[[ Material shown, beginning ]]

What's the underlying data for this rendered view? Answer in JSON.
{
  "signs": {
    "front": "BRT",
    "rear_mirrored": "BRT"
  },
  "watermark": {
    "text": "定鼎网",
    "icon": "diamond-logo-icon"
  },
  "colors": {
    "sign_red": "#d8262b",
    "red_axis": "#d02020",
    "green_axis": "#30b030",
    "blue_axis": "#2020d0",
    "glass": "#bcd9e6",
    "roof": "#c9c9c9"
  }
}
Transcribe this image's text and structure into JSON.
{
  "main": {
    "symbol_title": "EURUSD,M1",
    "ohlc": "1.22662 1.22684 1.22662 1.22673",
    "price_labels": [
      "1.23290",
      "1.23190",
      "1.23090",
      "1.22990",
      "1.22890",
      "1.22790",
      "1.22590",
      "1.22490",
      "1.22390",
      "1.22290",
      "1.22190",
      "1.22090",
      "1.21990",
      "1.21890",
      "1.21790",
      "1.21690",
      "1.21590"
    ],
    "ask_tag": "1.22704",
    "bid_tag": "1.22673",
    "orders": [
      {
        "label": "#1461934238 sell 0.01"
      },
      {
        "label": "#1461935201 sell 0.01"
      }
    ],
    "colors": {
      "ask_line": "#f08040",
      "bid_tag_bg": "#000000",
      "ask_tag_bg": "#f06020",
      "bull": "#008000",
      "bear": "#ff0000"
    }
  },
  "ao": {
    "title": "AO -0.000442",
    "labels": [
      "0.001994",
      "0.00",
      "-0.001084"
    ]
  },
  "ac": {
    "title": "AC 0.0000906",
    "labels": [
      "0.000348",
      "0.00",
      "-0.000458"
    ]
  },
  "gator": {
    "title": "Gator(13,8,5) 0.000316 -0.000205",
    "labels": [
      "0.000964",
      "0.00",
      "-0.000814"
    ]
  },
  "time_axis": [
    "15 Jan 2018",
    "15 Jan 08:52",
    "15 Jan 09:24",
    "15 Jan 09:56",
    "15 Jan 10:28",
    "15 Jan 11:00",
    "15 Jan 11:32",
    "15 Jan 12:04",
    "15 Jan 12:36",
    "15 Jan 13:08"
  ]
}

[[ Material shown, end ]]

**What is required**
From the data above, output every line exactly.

**Task answer**
What's the underlying data for this rendered view? Answer in JSON.
{
  "signs": {
    "front": "BRT",
    "rear_mirrored": "BRT"
  },
  "watermark": {
    "text": "定鼎网",
    "icon": "diamond-logo-icon"
  },
  "colors": {
    "sign_red": "#d8262b",
    "red_axis": "#d02020",
    "green_axis": "#30b030",
    "blue_axis": "#2020d0",
    "glass": "#bcd9e6",
    "roof": "#c9c9c9"
  }
}
Transcribe this image's text and structure into JSON.
{
  "main": {
    "symbol_title": "EURUSD,M1",
    "ohlc": "1.22662 1.22684 1.22662 1.22673",
    "price_labels": [
      "1.23290",
      "1.23190",
      "1.23090",
      "1.22990",
      "1.22890",
      "1.22790",
      "1.22590",
      "1.22490",
      "1.22390",
      "1.22290",
      "1.22190",
      "1.22090",
      "1.21990",
      "1.21890",
      "1.21790",
      "1.21690",
      "1.21590"
    ],
    "ask_tag": "1.22704",
    "bid_tag": "1.22673",
    "orders": [
      {
        "label": "#1461934238 sell 0.01"
      },
      {
        "label": "#1461935201 sell 0.01"
      }
    ],
    "colors": {
      "ask_line": "#f08040",
      "bid_tag_bg": "#000000",
      "ask_tag_bg": "#f06020",
      "bull": "#008000",
      "bear": "#ff0000"
    }
  },
  "ao": {
    "title": "AO -0.000442",
    "labels": [
      "0.001994",
      "0.00",
      "-0.001084"
    ]
  },
  "ac": {
    "title": "AC 0.0000906",
    "labels": [
      "0.000348",
      "0.00",
      "-0.000458"
    ]
  },
  "gator": {
    "title": "Gator(13,8,5) 0.000316 -0.000205",
    "labels": [
      "0.000964",
      "0.00",
      "-0.000814"
    ]
  },
  "time_axis": [
    "15 Jan 2018",
    "15 Jan 08:52",
    "15 Jan 09:24",
    "15 Jan 09:56",
    "15 Jan 10:28",
    "15 Jan 11:00",
    "15 Jan 11:32",
    "15 Jan 12:04",
    "15 Jan 12:36",
    "15 Jan 13:08"
  ]
}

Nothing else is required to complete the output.